» Problem statement: Some lines below hold "this". Pick them out and copy them.

+++ Data extract +++

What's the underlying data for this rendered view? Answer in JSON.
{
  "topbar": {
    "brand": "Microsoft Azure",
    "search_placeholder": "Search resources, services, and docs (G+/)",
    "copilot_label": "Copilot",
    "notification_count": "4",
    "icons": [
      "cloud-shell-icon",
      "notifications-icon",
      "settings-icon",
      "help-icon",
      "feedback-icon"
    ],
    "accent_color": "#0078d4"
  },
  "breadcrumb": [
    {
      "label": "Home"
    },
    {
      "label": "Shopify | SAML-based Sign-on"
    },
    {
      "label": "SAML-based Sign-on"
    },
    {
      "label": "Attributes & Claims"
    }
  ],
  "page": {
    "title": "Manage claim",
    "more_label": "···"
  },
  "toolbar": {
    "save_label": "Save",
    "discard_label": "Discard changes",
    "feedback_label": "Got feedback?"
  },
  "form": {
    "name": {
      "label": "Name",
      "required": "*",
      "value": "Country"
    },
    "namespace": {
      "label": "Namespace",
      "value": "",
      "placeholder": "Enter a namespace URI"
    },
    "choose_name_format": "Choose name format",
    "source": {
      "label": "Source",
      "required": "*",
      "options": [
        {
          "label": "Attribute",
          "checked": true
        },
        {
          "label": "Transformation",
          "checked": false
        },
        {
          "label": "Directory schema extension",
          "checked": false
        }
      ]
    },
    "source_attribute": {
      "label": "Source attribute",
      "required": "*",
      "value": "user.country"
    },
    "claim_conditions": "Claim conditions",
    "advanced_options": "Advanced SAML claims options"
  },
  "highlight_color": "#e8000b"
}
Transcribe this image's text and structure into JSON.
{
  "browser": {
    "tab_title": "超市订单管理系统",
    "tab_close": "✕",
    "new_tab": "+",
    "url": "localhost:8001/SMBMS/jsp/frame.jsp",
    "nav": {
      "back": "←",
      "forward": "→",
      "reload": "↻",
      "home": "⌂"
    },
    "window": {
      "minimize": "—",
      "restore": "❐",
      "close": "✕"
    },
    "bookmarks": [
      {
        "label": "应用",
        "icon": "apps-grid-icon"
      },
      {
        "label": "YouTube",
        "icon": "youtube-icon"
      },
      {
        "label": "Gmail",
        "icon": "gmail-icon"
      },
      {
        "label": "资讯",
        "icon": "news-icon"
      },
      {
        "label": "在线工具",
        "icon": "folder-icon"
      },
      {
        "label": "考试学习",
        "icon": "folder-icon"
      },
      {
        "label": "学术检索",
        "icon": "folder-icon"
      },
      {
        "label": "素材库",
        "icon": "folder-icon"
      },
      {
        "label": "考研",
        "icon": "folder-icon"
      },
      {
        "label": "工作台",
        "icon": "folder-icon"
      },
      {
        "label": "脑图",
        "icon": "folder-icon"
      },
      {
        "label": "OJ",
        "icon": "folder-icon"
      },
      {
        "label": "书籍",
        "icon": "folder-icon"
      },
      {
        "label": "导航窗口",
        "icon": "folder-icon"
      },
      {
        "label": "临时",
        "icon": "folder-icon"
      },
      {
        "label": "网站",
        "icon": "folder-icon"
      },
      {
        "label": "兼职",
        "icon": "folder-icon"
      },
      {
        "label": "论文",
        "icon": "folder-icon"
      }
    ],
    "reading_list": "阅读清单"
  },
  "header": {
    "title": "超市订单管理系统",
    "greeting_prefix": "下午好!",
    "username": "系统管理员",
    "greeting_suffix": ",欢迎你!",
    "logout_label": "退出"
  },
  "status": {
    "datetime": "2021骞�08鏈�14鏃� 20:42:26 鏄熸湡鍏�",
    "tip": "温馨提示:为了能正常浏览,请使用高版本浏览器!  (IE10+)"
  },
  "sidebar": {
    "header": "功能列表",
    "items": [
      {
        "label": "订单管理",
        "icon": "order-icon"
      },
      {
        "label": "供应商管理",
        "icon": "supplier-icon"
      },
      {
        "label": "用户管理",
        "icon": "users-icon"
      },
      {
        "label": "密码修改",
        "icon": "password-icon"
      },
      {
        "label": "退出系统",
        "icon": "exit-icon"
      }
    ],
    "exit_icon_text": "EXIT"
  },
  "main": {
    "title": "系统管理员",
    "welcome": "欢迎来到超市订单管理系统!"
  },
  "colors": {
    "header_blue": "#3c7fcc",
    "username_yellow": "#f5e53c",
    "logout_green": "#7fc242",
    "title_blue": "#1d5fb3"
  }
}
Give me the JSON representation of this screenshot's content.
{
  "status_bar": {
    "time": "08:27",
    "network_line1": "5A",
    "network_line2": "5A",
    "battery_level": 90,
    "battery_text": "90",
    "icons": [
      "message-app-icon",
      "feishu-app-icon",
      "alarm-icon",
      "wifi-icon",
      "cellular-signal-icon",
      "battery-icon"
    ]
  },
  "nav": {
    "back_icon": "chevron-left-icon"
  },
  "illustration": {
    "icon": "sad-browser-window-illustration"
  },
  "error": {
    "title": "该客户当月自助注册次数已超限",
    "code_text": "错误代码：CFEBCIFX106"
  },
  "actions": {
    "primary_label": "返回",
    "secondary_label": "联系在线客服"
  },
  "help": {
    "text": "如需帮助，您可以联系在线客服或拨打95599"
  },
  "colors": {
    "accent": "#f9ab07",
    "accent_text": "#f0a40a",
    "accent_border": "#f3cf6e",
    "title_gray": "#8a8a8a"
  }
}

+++

» Completed exercise:
What's the underlying data for this rendered view? Answer in JSON.
Transcribe this image's text and structure into JSON.
Give me the JSON representation of this screenshot's content.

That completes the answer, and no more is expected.